  3. An accident from nearly 10 years ago that caused my left piriformis to stay cramped up, causing a chronic stress on my pelvic muscles (this was something that could only be released through INTERNAL, manual palpation…that’s right, through the vagina).
  4. Caffeine consumption irritating the bladder and causing it to become hyper-reactive and perhaps inflamed (ahem…yes, I confess I was drinking more coffee than I should have been due to normal mom-fatigue). Apparently artificial sweeteners and alcohol can cause similar irritation.
  5. Hormones adjusting back to pre-pregnancy levels following the natural weaning of my son. In other words, breastfeeding hormones can keep joints and muscles more loose and tender, just like during pregnancy, so my body’s sudden, enhanced tightness may have been from hormones acting like a roller-coaster.

Every woman’s experience with prolapse symptoms, whether they’re full-blown or not, is different and brought on by unique causes.

 

Reality Check: Prolapse is Common (albeit not talked about)

While learning more about my own experience with these sensations, I discovered how common pelvic organ prolapse is. Prevalence in post-menopausal women is over 40% and in younger, pre-menopausal women, who have given birth to one child, mild to moderate prolapse has been discovered to be quite common as well. While weakened pelvic-floor muscles are thought to be one of leading causes of prolapse, there is still more being discovered.

 

Running, Lifting & Pilates

There are some researchers who suggest that increased abdominal pressure, created from lots of endurance running, heavy lifting, and/or Pilates and core exercises, contributes to prolapse issues. This begs the question: Are we hurting our bodies through modern exercise?!? 

My thought is that we are doing our bodies GOOD through modern exercise, but that we need to increase our awareness of the excess pressure we create in our core which contributes to the “downward push” of our organs, when not kept in check. We also need to keep in mind that just because contemporary images of beauty align with a flat stomach, devoid of any of the natural roundness which has marked beauty and women’s bodies for centuries, doesn’t mean that standard is right. Modern women are sucking in their tummies at the expense of their vaginas. That’s the unfortunate truth, ladies.

 

How Do Women Prevent Prolapse?

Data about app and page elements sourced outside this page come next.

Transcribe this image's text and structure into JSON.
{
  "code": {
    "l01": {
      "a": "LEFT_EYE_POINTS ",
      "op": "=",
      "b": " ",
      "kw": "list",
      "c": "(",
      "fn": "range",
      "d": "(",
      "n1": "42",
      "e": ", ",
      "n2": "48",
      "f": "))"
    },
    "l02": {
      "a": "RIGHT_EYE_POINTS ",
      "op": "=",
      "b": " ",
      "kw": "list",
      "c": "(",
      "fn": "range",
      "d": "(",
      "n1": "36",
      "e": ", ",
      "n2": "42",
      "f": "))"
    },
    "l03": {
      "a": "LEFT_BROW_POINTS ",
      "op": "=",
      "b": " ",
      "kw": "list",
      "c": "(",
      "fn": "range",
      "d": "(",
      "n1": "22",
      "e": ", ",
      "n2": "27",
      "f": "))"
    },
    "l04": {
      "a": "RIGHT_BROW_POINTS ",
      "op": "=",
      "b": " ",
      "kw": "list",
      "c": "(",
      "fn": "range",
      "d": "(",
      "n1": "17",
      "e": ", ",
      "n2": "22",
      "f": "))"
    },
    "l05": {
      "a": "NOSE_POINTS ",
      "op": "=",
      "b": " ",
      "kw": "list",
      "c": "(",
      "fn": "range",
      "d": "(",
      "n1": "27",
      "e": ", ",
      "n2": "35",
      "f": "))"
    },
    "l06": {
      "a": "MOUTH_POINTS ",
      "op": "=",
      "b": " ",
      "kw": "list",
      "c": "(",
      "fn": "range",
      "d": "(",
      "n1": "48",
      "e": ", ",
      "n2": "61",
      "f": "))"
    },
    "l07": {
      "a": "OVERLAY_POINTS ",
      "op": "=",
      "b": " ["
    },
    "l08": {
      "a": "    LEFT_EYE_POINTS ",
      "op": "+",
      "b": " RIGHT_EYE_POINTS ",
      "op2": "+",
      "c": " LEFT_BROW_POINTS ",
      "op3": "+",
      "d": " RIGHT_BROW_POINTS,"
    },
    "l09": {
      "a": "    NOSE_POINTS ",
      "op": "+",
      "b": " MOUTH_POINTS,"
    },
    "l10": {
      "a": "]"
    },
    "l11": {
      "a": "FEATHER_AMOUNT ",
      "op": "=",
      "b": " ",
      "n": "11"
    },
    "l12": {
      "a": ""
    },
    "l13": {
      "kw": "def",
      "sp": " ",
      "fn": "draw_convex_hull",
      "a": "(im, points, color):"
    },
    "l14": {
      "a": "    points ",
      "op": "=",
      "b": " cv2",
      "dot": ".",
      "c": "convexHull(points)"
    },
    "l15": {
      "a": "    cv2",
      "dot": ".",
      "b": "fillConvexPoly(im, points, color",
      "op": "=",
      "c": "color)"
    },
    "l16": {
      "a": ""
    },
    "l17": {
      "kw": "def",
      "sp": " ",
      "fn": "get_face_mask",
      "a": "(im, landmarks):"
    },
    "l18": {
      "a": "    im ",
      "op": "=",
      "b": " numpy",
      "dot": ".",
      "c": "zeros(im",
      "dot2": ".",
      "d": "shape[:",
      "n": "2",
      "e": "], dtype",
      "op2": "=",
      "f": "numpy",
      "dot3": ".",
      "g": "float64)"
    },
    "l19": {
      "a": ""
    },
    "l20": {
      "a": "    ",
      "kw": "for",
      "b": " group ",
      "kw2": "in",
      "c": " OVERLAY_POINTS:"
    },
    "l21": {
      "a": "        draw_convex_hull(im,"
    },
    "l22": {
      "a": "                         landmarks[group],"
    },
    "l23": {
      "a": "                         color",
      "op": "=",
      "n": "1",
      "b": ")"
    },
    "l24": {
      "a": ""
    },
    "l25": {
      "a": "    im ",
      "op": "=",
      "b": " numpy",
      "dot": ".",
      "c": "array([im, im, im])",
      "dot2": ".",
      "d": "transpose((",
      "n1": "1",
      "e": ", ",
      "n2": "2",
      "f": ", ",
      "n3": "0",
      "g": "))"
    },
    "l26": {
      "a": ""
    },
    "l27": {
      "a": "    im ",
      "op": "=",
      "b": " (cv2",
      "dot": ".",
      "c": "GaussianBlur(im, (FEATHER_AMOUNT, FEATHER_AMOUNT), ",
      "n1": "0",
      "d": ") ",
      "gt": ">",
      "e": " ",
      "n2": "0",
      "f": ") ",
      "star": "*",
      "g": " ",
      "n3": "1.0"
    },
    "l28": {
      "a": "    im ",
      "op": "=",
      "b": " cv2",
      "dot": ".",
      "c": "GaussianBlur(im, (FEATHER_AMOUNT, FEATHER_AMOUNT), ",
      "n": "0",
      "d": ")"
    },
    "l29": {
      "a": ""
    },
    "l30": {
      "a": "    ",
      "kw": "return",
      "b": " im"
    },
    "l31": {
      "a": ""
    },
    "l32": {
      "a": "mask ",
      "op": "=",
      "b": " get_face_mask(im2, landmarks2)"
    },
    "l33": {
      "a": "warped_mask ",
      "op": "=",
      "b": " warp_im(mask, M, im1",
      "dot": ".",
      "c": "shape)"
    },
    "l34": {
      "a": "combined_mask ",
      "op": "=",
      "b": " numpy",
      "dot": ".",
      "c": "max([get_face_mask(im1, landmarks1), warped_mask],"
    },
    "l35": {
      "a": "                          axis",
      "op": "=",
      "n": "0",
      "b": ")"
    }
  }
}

For starters, it’s important not to ignore those good, ol’ trusty kegels. They help maintain the integrity of the small, but oh-so-crucial, pelvic floor muscles. The key is to practice these regularly (I know, I know…not the first thing most women add to their to-do list at the start of each day) and to hold the contraction for the appropriate amount of time; 10 seconds per kegel. Focusing on the release of the muscles from the contraction is just as important as the tightening of them. This is a good rule to apply to gym exercises too.

Another way to stay on top of preventing prolapse is to take a gradual approach to getting back into shape following childbirth. Upcoming app Matriarc is a great place to start. It helps women regain fitness during the postpartum period with a heavy focus on SAFE core and pelvic exercises.

Additionally, allowing the stomach to be soft and relaxed, in its natural state, is important. Frankly, it sucks to think about the damage our egos (mine included) could be causing to our bodies. So, let’s all be confident women in the shapes we possess rather than twisting and contorting (and sucking in) to conform to society’s “norms.” Our bodies are pretty awesome without all the [intra-abdominal] pressure. 😉

*Please note that this list of suggestions is not all-inclusive. If you’re concerned about your risk of pelvic organ prolapse or are experiencing leaking, incontinence or a feeling of pressure in your vagina, please contact your OBGYN right away.* 

 

Yours in health and wellness,

Maggie